Renaissance expects retailers to be divided between sourcing from it or Apple, after losing the exclusive Apple distribution rights late last month.
Managing director Paul Johnston believes some merchants will prefer to keep sourcing from Renaissance, while some will choose Apple and some will select from both.
“Some will feel they just want a relationship directly with the vendor, some both. Some are happy dealing with us and will carry on. It will be a mixture until things settle down.”
Under the new contract with Apple, the distributor says some retailers it has supplied will be able to multi-source Apple products, as is the case in other countries.
“Certain large customers of Renaissance, such as the mass merchants, will be able to source from Renaissance or directly from Apple, or a combination of both,” Johnston says.
Apple’s Australian-based spokesperson said it would not comment on which members of its local channel were affected by the contract changes, nor the reason for them.
Renaissance expects the full impact of the new terms to be felt in 2008 and 2009, and has been diversifying its businesses along with flagging the prospect of changes in Apple’s go-to-market strategy, Johnston says.
“I wouldn’t imagine it would come as a surprise to most people. We started talking about this a year ago,” he says, adding it had raised the issue at its last AGM and when announcing the company’s half-year result.
“We fully expected it to be introduced into New Zealand at some time. It’s just a model we’ve got to get on with.”
Johnston says the company is pleased to have a new contract with Apple, and that it is on track to achieve the net profit before tax it expects for the year to December 2007 (between five and five and a half million dollars).
He says Renaissance’s distribution margin will reduce slightly between now and October, so that it is in line with the Australian model.
Renaissance’s diversification strategy has included the acquisition of Apple retail chain Magnum Mac and tertiary design college Natcoll.
In the recent statement outlining the contract changes, Renaissance said non-Apple-distribution activities would grow from an EBITDA (earnings before interest, taxes, depreciation and amortisation) contribution to overhead of less than 10 percent in 2006 to one that is projected to be greater than 60 percent in 2008.
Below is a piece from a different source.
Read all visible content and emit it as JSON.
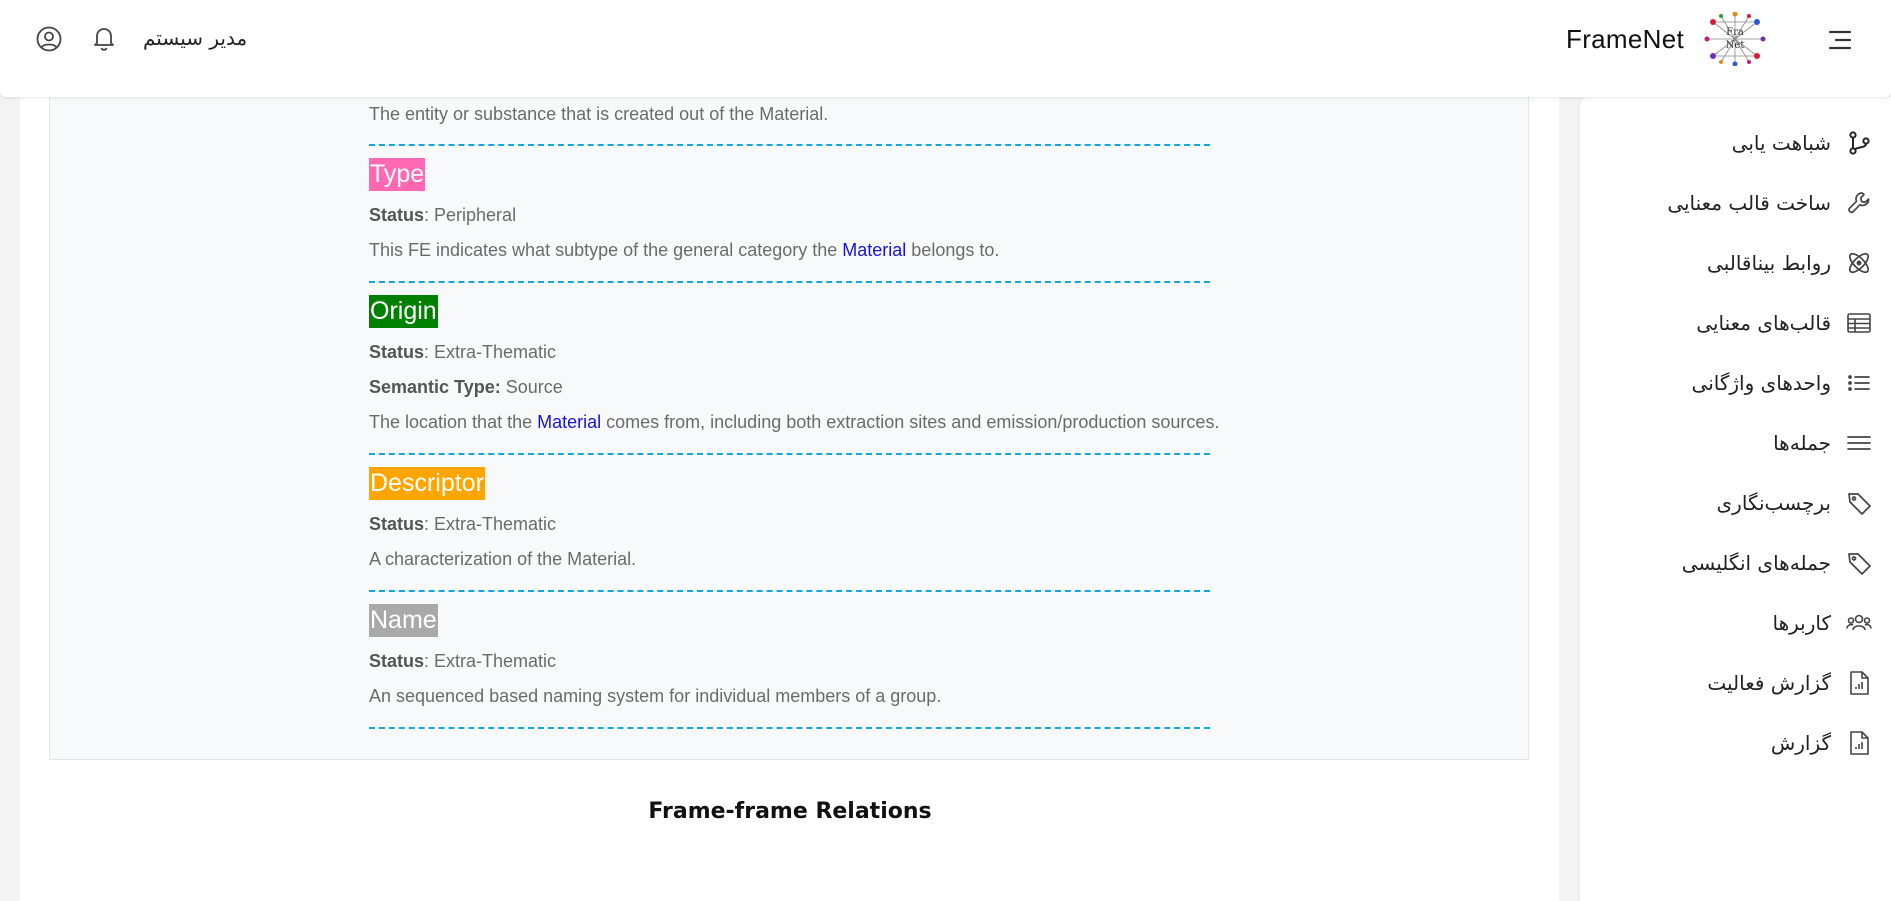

“It has been our strategic aim to shift the earnings of the group to brands that Renaissance owns and controls,” Johnston said in the statement.
The company says both Magnum Mac and Natcoll have traded well.